------ Listed records
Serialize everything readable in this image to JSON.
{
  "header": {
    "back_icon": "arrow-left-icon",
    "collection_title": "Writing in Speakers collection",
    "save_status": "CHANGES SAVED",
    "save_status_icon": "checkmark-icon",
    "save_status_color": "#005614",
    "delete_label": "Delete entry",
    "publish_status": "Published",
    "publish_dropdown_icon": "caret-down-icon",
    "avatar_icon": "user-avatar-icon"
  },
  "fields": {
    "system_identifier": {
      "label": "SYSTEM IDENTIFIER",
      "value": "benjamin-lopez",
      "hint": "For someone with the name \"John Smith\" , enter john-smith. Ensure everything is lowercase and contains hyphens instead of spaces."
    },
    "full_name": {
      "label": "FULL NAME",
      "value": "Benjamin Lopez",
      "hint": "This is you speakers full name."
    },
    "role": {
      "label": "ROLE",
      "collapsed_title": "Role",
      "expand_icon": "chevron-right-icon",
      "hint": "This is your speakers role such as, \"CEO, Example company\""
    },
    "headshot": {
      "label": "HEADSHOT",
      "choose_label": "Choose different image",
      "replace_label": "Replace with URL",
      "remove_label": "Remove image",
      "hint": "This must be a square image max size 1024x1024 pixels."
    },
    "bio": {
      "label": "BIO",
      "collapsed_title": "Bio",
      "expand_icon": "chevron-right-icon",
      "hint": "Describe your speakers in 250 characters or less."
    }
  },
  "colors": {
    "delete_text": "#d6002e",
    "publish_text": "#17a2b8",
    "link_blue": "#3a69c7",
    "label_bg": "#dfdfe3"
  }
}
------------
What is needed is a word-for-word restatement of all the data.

Task result -
Serialize everything readable in this image to JSON.
{
  "header": {
    "back_icon": "arrow-left-icon",
    "collection_title": "Writing in Speakers collection",
    "save_status": "CHANGES SAVED",
    "save_status_icon": "checkmark-icon",
    "save_status_color": "#005614",
    "delete_label": "Delete entry",
    "publish_status": "Published",
    "publish_dropdown_icon": "caret-down-icon",
    "avatar_icon": "user-avatar-icon"
  },
  "fields": {
    "system_identifier": {
      "label": "SYSTEM IDENTIFIER",
      "value": "benjamin-lopez",
      "hint": "For someone with the name \"John Smith\" , enter john-smith. Ensure everything is lowercase and contains hyphens instead of spaces."
    },
    "full_name": {
      "label": "FULL NAME",
      "value": "Benjamin Lopez",
      "hint": "This is you speakers full name."
    },
    "role": {
      "label": "ROLE",
      "collapsed_title": "Role",
      "expand_icon": "chevron-right-icon",
      "hint": "This is your speakers role such as, \"CEO, Example company\""
    },
    "headshot": {
      "label": "HEADSHOT",
      "choose_label": "Choose different image",
      "replace_label": "Replace with URL",
      "remove_label": "Remove image",
      "hint": "This must be a square image max size 1024x1024 pixels."
    },
    "bio": {
      "label": "BIO",
      "collapsed_title": "Bio",
      "expand_icon": "chevron-right-icon",
      "hint": "Describe your speakers in 250 characters or less."
    }
  },
  "colors": {
    "delete_text": "#d6002e",
    "publish_text": "#17a2b8",
    "link_blue": "#3a69c7",
    "label_bg": "#dfdfe3"
  }
}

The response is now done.